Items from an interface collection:
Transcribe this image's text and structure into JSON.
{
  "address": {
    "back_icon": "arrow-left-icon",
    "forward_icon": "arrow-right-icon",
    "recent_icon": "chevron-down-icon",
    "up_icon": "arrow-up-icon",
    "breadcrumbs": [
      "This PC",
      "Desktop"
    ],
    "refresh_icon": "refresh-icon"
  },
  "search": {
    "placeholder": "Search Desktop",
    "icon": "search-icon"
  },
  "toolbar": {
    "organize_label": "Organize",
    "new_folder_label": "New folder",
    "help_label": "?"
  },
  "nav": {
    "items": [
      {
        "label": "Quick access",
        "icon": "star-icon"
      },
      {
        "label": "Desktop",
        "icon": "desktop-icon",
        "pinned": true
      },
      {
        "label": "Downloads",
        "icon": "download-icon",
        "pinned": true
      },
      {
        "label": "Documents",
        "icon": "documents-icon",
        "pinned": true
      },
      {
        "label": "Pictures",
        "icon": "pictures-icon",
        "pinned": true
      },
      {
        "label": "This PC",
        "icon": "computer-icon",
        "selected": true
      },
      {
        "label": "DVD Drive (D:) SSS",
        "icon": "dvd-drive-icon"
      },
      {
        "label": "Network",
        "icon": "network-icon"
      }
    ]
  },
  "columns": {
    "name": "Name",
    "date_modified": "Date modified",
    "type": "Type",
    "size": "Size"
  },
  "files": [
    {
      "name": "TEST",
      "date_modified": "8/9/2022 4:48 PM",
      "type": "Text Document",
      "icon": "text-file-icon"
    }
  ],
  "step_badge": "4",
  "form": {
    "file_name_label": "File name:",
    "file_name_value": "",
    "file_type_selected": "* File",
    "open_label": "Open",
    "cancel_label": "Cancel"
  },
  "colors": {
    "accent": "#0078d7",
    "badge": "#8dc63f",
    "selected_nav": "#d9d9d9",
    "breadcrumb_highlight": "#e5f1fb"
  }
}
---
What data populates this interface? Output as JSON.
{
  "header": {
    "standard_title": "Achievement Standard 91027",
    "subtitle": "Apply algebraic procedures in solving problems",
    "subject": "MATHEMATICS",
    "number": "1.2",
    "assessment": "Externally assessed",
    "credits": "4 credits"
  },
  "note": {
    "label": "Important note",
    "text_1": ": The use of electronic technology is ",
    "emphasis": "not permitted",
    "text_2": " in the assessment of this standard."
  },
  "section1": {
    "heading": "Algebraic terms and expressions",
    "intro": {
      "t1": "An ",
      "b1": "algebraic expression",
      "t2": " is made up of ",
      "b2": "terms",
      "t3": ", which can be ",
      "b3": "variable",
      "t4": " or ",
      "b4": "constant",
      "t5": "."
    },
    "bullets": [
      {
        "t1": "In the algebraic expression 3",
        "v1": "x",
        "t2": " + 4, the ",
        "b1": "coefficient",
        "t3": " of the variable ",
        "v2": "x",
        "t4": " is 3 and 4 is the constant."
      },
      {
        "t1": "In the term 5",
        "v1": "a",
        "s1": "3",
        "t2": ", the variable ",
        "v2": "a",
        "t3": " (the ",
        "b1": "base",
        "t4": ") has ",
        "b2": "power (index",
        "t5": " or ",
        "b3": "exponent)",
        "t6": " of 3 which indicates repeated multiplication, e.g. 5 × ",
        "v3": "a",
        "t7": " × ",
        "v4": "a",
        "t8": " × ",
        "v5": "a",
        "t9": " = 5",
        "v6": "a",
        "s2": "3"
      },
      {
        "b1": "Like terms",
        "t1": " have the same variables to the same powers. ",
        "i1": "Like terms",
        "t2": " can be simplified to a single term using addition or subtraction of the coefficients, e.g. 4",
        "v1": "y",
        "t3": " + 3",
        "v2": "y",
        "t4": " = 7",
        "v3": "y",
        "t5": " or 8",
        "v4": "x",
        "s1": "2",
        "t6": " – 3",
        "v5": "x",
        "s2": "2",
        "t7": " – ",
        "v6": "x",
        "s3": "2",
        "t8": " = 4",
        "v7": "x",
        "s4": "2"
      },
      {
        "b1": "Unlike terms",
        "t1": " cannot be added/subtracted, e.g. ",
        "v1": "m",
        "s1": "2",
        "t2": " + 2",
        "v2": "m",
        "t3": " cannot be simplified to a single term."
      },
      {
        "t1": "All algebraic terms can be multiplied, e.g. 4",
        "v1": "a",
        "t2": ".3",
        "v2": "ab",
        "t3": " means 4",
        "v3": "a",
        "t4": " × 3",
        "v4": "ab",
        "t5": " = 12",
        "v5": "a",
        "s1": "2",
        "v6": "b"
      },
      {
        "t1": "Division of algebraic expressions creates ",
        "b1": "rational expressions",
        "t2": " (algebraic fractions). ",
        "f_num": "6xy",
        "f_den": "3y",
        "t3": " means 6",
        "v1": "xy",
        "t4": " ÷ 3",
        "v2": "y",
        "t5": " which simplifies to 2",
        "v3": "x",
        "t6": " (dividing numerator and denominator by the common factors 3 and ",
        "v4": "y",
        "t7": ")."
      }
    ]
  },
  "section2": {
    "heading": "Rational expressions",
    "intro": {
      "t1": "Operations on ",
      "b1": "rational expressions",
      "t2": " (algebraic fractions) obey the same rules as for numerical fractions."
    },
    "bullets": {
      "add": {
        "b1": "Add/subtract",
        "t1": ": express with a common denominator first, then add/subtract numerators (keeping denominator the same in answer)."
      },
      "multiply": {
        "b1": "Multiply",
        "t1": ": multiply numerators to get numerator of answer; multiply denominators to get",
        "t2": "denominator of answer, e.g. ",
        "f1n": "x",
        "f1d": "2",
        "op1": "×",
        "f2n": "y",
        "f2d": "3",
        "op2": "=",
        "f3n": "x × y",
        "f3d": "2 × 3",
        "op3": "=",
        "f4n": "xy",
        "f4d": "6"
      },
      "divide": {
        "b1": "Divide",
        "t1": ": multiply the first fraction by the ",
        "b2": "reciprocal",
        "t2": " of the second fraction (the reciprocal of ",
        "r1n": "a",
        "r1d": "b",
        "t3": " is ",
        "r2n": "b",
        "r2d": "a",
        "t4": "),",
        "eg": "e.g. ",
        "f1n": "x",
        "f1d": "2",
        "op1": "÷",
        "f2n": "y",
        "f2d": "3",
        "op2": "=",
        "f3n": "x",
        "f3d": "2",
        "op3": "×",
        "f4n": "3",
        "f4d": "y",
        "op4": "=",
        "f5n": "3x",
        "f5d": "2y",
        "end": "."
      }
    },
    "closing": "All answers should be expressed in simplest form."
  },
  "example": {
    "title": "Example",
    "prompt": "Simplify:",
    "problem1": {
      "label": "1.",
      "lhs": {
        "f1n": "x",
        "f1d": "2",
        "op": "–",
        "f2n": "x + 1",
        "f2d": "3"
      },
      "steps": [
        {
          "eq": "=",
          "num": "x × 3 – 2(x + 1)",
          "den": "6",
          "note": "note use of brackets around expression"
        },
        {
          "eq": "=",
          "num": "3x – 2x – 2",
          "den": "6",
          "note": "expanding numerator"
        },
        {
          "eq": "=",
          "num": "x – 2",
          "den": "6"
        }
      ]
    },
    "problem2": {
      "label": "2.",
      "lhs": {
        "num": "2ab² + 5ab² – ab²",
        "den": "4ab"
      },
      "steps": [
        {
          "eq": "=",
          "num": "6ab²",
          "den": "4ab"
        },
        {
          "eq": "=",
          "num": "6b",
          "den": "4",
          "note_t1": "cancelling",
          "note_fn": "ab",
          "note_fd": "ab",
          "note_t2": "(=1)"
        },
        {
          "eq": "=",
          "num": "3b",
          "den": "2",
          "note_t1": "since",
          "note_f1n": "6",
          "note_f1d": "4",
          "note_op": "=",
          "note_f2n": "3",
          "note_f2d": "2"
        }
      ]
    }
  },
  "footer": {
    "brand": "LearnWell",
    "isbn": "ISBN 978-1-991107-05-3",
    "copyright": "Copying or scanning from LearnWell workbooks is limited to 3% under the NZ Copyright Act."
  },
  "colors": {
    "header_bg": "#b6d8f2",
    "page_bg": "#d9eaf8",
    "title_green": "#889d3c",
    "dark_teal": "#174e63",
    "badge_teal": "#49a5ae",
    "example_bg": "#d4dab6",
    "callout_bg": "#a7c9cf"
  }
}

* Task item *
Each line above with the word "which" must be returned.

* Written response *
      "t3": ", which can be ",
        "t6": " of 3 which indicates repeated multiplication, e.g. 5 × ",
        "t5": " which simplifies to 2",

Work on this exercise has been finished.